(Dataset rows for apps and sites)
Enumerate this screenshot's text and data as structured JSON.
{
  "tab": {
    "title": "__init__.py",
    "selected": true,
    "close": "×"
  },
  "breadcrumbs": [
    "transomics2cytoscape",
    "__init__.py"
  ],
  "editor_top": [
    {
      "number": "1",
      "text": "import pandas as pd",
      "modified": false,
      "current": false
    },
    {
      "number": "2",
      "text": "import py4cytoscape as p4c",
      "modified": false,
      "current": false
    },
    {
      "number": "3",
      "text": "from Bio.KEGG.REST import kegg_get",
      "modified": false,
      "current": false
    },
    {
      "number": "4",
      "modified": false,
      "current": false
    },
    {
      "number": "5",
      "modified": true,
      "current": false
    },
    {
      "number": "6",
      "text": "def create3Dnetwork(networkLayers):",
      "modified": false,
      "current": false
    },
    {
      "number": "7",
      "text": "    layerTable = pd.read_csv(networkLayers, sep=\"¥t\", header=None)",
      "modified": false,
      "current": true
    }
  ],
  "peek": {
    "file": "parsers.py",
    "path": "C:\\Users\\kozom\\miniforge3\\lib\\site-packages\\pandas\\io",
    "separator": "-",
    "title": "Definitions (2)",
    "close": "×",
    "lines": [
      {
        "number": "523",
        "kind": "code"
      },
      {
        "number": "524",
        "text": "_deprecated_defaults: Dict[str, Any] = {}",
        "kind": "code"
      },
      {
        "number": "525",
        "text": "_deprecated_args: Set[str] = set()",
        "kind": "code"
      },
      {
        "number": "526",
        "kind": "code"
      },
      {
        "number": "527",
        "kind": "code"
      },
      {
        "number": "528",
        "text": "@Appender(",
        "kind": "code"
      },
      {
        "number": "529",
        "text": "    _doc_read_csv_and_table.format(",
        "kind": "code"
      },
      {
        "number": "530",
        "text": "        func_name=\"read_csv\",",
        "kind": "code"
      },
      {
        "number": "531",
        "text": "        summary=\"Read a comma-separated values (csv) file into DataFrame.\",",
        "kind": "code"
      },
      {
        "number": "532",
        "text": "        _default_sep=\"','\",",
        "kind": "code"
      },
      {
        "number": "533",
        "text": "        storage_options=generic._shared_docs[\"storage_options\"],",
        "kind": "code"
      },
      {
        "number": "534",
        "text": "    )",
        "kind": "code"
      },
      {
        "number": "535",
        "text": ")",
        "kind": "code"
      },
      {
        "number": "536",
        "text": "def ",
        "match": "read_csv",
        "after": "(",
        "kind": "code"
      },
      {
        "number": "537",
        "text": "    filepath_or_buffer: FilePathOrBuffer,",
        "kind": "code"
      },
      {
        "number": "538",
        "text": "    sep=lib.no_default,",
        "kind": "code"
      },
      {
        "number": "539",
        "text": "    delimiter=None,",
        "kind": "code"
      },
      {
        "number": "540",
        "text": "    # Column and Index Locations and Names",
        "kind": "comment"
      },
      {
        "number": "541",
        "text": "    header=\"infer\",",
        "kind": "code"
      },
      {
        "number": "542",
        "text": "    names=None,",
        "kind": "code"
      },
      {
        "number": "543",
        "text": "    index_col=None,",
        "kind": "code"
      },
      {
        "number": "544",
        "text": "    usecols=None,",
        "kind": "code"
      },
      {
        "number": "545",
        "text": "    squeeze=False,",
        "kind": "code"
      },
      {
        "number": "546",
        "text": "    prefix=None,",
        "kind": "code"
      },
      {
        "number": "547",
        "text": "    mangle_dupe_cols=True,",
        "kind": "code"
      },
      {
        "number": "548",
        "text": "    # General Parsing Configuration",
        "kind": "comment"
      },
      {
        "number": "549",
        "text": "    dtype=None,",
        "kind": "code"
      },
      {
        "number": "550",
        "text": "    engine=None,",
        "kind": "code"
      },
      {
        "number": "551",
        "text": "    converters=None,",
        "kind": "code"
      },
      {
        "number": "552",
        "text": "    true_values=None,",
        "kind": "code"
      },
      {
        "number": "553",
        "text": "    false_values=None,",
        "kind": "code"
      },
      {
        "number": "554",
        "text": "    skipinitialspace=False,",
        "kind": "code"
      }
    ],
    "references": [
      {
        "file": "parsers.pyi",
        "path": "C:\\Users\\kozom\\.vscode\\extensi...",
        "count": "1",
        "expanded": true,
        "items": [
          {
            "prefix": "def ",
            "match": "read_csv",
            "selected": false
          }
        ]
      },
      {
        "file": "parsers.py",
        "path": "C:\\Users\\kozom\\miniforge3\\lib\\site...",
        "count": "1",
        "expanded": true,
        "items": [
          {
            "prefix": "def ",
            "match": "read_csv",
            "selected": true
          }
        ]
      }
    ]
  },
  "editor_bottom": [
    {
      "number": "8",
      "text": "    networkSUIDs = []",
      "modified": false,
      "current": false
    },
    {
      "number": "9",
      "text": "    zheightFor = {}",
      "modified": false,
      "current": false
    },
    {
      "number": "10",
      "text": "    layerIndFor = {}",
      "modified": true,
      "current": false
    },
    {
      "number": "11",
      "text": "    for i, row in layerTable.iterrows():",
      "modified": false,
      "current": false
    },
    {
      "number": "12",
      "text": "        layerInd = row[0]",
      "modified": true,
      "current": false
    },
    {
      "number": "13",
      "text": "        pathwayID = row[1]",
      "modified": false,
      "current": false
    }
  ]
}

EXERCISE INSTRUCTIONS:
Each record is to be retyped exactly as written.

WRITTEN RESPONSE:
Enumerate this screenshot's text and data as structured JSON.
{
  "tab": {
    "title": "__init__.py",
    "selected": true,
    "close": "×"
  },
  "breadcrumbs": [
    "transomics2cytoscape",
    "__init__.py"
  ],
  "editor_top": [
    {
      "number": "1",
      "text": "import pandas as pd",
      "modified": false,
      "current": false
    },
    {
      "number": "2",
      "text": "import py4cytoscape as p4c",
      "modified": false,
      "current": false
    },
    {
      "number": "3",
      "text": "from Bio.KEGG.REST import kegg_get",
      "modified": false,
      "current": false
    },
    {
      "number": "4",
      "modified": false,
      "current": false
    },
    {
      "number": "5",
      "modified": true,
      "current": false
    },
    {
      "number": "6",
      "text": "def create3Dnetwork(networkLayers):",
      "modified": false,
      "current": false
    },
    {
      "number": "7",
      "text": "    layerTable = pd.read_csv(networkLayers, sep=\"¥t\", header=None)",
      "modified": false,
      "current": true
    }
  ],
  "peek": {
    "file": "parsers.py",
    "path": "C:\\Users\\kozom\\miniforge3\\lib\\site-packages\\pandas\\io",
    "separator": "-",
    "title": "Definitions (2)",
    "close": "×",
    "lines": [
      {
        "number": "523",
        "kind": "code"
      },
      {
        "number": "524",
        "text": "_deprecated_defaults: Dict[str, Any] = {}",
        "kind": "code"
      },
      {
        "number": "525",
        "text": "_deprecated_args: Set[str] = set()",
        "kind": "code"
      },
      {
        "number": "526",
        "kind": "code"
      },
      {
        "number": "527",
        "kind": "code"
      },
      {
        "number": "528",
        "text": "@Appender(",
        "kind": "code"
      },
      {
        "number": "529",
        "text": "    _doc_read_csv_and_table.format(",
        "kind": "code"
      },
      {
        "number": "530",
        "text": "        func_name=\"read_csv\",",
        "kind": "code"
      },
      {
        "number": "531",
        "text": "        summary=\"Read a comma-separated values (csv) file into DataFrame.\",",
        "kind": "code"
      },
      {
        "number": "532",
        "text": "        _default_sep=\"','\",",
        "kind": "code"
      },
      {
        "number": "533",
        "text": "        storage_options=generic._shared_docs[\"storage_options\"],",
        "kind": "code"
      },
      {
        "number": "534",
        "text": "    )",
        "kind": "code"
      },
      {
        "number": "535",
        "text": ")",
        "kind": "code"
      },
      {
        "number": "536",
        "text": "def ",
        "match": "read_csv",
        "after": "(",
        "kind": "code"
      },
      {
        "number": "537",
        "text": "    filepath_or_buffer: FilePathOrBuffer,",
        "kind": "code"
      },
      {
        "number": "538",
        "text": "    sep=lib.no_default,",
        "kind": "code"
      },
      {
        "number": "539",
        "text": "    delimiter=None,",
        "kind": "code"
      },
      {
        "number": "540",
        "text": "    # Column and Index Locations and Names",
        "kind": "comment"
      },
      {
        "number": "541",
        "text": "    header=\"infer\",",
        "kind": "code"
      },
      {
        "number": "542",
        "text": "    names=None,",
        "kind": "code"
      },
      {
        "number": "543",
        "text": "    index_col=None,",
        "kind": "code"
      },
      {
        "number": "544",
        "text": "    usecols=None,",
        "kind": "code"
      },
      {
        "number": "545",
        "text": "    squeeze=False,",
        "kind": "code"
      },
      {
        "number": "546",
        "text": "    prefix=None,",
        "kind": "code"
      },
      {
        "number": "547",
        "text": "    mangle_dupe_cols=True,",
        "kind": "code"
      },
      {
        "number": "548",
        "text": "    # General Parsing Configuration",
        "kind": "comment"
      },
      {
        "number": "549",
        "text": "    dtype=None,",
        "kind": "code"
      },
      {
        "number": "550",
        "text": "    engine=None,",
        "kind": "code"
      },
      {
        "number": "551",
        "text": "    converters=None,",
        "kind": "code"
      },
      {
        "number": "552",
        "text": "    true_values=None,",
        "kind": "code"
      },
      {
        "number": "553",
        "text": "    false_values=None,",
        "kind": "code"
      },
      {
        "number": "554",
        "text": "    skipinitialspace=False,",
        "kind": "code"
      }
    ],
    "references": [
      {
        "file": "parsers.pyi",
        "path": "C:\\Users\\kozom\\.vscode\\extensi...",
        "count": "1",
        "expanded": true,
        "items": [
          {
            "prefix": "def ",
            "match": "read_csv",
            "selected": false
          }
        ]
      },
      {
        "file": "parsers.py",
        "path": "C:\\Users\\kozom\\miniforge3\\lib\\site...",
        "count": "1",
        "expanded": true,
        "items": [
          {
            "prefix": "def ",
            "match": "read_csv",
            "selected": true
          }
        ]
      }
    ]
  },
  "editor_bottom": [
    {
      "number": "8",
      "text": "    networkSUIDs = []",
      "modified": false,
      "current": false
    },
    {
      "number": "9",
      "text": "    zheightFor = {}",
      "modified": false,
      "current": false
    },
    {
      "number": "10",
      "text": "    layerIndFor = {}",
      "modified": true,
      "current": false
    },
    {
      "number": "11",
      "text": "    for i, row in layerTable.iterrows():",
      "modified": false,
      "current": false
    },
    {
      "number": "12",
      "text": "        layerInd = row[0]",
      "modified": true,
      "current": false
    },
    {
      "number": "13",
      "text": "        pathwayID = row[1]",
      "modified": false,
      "current": false
    }
  ]
}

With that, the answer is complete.